Director: Lee Hirsch. With Miriam Makeba, Abdullah Ibrahim, Hugh Masakela, Thandi Modise. (103 min.)
Sterritt ** A look at the role played by popular music in the war against apartheid during 40 years of South Africa's history. There are lots of lively tunes in an excellent cause, but in the end you wish you'd either probed more deeply into historical events or heard more uninterrupted minutes of inspired performing. In English, Xhosa, and Zulu, with English subtitles.
Staff *** Rousing, toe-tapping, interesting slice of history, could have offered more depth.
Sex/Nudity: None. Violence: 12 scenes of violent historical footage, including shootings. Profanity: 4 profanities. Drugs: 6 scenes of smoking, drinking.
Director: Harald Zwart. With Frankie Muniz, Hilary Duff, Angie Harmon. (110 min.)
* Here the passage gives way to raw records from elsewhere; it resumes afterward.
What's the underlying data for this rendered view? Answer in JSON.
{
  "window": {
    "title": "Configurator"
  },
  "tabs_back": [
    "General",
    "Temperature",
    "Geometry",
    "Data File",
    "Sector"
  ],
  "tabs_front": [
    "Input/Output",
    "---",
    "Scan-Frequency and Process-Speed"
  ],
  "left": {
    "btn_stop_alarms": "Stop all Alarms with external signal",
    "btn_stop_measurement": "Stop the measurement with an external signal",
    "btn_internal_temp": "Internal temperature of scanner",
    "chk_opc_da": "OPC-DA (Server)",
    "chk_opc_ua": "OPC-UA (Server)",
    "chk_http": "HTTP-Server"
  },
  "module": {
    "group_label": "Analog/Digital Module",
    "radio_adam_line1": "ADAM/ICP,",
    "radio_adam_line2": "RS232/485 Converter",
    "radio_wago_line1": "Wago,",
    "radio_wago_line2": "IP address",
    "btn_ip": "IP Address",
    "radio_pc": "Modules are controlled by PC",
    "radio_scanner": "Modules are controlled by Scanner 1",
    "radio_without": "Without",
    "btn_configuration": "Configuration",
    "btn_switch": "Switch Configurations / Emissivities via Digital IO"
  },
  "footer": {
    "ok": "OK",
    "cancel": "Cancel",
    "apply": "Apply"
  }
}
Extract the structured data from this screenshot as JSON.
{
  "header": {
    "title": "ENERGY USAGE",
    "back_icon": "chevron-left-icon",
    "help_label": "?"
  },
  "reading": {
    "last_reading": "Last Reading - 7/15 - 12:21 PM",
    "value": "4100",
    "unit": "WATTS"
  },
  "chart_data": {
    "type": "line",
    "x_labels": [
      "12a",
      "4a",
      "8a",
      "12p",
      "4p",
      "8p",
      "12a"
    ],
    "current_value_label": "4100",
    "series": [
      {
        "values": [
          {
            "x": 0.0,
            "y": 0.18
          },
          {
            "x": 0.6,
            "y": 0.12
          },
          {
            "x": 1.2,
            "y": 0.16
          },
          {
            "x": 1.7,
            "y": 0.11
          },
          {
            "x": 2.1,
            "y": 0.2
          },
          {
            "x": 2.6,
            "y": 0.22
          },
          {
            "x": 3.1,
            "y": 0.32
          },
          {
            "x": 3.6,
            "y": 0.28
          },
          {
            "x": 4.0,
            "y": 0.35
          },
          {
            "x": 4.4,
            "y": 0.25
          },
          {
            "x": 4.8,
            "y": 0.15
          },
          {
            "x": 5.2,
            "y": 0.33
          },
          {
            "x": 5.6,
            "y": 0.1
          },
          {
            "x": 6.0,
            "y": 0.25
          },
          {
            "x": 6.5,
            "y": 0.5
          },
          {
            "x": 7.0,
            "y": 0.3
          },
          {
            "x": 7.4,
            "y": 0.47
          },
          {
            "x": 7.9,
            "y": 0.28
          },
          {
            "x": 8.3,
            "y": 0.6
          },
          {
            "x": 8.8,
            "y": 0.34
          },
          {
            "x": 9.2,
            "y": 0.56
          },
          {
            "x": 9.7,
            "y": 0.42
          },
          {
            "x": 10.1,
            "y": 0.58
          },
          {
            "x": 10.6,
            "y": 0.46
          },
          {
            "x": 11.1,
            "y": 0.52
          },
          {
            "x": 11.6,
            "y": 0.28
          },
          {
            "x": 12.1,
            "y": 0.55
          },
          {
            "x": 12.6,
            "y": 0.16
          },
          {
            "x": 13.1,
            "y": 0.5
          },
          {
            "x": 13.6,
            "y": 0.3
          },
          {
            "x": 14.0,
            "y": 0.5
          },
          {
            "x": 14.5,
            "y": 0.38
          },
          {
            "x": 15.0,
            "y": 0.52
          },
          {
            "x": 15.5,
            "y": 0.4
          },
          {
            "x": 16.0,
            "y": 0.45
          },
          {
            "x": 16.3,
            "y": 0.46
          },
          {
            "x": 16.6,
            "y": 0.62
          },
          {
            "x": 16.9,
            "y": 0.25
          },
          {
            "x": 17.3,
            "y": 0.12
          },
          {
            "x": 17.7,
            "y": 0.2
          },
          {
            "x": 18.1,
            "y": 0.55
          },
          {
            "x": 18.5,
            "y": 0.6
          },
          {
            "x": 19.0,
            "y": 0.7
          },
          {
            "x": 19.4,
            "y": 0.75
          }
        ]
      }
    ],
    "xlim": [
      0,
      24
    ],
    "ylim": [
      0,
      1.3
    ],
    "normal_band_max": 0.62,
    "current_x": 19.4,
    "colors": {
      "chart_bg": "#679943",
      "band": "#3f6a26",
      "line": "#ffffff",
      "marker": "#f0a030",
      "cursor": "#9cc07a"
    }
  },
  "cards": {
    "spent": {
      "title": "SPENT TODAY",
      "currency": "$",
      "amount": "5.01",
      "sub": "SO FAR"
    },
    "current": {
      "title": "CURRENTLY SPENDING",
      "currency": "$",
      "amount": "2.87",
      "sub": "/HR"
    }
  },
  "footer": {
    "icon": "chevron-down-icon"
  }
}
Sterritt * An ordinary high-schooler becomes a junior James Bond when the CIA recruits him for an assignment only Hollywood could dream up: dating a pretty girl so he can spy on her dad, a scientist whose schemes could destroy the world. The name-brand cast doesn't muster much entertainment value because the repetitious script shows interest in nothing beyond action-centered plot gimmicks and romantic shenanigans.
Sex/Nudity: At least 2 scenes with innuendo. Violence: 12 scenes with violence, including explosions, fighting. Profanity: 10 expressions. Drugs: None noted.
Director: Gurinder Chadha. With Parminder K. Nagra, Jonathan Rhys-Meyers, Keira Knightley. (112 min.)
Sterritt ** The heroine is a soccer-loving Indian teen living in London with her highly traditional family; they believe nice young women shouldn't chase after balls in front of ogling crowds, and their conservatism may prevent her from fashioning her future on her own terms. The film isn't original or exciting, probing territory already explored in pictures like "East Is East," but its look at cultural clashes is always well-meaning and good-humored.